[[ Given data open ]]

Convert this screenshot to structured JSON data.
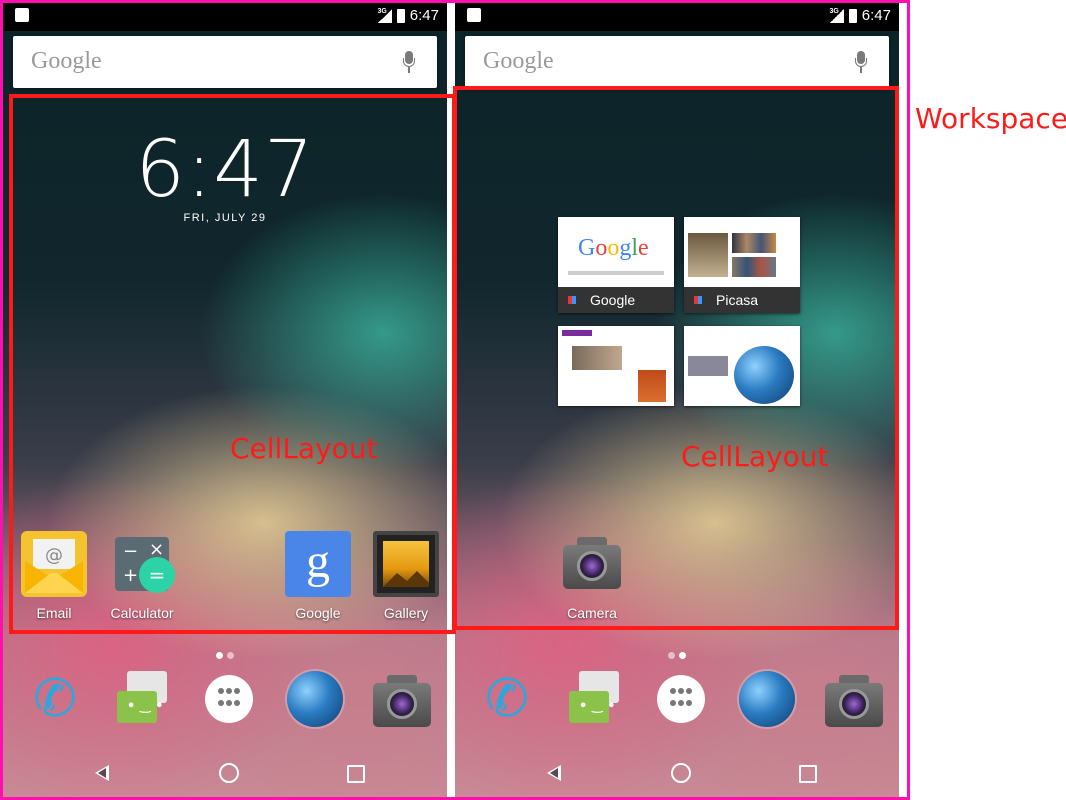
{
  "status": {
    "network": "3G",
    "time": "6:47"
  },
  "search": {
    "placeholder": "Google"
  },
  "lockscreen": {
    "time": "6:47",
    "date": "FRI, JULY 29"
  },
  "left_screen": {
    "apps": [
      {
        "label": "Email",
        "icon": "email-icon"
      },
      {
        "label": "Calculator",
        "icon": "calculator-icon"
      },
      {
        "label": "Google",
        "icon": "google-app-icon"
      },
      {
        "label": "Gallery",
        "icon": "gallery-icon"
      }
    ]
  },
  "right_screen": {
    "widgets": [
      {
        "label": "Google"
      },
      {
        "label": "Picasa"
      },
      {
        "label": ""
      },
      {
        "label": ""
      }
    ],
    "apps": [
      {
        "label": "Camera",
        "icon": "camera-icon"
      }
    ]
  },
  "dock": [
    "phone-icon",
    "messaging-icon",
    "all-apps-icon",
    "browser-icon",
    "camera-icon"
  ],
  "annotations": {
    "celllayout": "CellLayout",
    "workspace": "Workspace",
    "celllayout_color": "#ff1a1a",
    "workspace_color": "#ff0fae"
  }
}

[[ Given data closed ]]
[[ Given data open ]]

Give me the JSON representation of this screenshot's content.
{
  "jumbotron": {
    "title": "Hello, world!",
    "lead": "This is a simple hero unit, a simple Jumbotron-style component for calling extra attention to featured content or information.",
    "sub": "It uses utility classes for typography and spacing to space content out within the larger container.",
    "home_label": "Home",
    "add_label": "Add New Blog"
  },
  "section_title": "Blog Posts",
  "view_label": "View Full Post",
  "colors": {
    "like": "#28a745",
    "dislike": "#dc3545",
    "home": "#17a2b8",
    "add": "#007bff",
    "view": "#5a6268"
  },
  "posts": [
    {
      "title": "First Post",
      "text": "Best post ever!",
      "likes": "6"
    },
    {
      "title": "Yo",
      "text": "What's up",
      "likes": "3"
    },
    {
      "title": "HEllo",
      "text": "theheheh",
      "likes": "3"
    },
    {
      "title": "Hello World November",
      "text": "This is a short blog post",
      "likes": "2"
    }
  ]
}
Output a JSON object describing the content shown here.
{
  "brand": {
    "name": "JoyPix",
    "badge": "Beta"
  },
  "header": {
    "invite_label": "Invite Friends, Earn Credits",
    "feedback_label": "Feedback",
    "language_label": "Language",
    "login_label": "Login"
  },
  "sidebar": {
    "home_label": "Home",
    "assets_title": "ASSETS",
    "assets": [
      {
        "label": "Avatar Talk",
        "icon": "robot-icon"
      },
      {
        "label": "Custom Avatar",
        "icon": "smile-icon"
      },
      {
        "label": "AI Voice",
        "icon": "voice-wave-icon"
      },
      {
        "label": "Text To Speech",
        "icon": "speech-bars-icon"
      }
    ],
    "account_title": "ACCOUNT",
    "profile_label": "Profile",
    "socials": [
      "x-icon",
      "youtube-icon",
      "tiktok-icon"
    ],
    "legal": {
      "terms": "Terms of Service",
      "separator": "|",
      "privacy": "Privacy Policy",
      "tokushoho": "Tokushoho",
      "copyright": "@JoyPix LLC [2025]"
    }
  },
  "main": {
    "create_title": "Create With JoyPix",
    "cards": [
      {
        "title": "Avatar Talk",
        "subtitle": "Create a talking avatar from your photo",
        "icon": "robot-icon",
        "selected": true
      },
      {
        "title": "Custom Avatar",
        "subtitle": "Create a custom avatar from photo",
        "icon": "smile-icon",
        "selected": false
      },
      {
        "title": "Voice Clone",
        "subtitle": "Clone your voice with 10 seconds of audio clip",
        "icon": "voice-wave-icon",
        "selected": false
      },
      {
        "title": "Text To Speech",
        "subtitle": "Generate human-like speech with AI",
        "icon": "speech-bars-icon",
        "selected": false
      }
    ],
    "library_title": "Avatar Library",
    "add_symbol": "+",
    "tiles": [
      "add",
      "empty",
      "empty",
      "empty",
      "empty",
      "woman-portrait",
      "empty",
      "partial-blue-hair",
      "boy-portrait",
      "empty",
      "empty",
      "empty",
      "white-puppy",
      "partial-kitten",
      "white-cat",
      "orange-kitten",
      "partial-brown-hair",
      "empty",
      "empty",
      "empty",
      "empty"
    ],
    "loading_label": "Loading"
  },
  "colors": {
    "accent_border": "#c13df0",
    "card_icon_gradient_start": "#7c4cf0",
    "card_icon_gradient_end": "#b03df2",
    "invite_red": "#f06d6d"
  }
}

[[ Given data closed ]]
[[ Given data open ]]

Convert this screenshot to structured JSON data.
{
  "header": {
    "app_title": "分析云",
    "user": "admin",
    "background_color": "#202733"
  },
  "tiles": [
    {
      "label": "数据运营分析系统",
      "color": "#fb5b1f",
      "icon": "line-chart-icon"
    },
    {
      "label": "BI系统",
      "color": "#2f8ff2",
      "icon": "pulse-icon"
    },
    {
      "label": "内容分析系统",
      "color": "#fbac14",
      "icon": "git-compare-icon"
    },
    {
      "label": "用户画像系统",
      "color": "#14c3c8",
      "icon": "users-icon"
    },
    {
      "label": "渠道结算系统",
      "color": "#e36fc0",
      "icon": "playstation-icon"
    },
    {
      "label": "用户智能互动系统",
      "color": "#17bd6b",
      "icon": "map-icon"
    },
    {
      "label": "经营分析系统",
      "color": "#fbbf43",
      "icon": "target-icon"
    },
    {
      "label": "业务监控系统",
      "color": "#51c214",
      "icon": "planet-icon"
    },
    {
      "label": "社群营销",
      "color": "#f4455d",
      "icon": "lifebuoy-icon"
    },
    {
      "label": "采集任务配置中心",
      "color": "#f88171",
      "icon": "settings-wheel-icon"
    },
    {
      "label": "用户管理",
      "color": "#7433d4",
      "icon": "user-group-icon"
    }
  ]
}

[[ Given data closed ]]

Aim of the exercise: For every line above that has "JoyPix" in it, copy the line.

Exercise answer:
    "name": "JoyPix",
      "copyright": "@JoyPix LLC [2025]"
    "create_title": "Create With JoyPix",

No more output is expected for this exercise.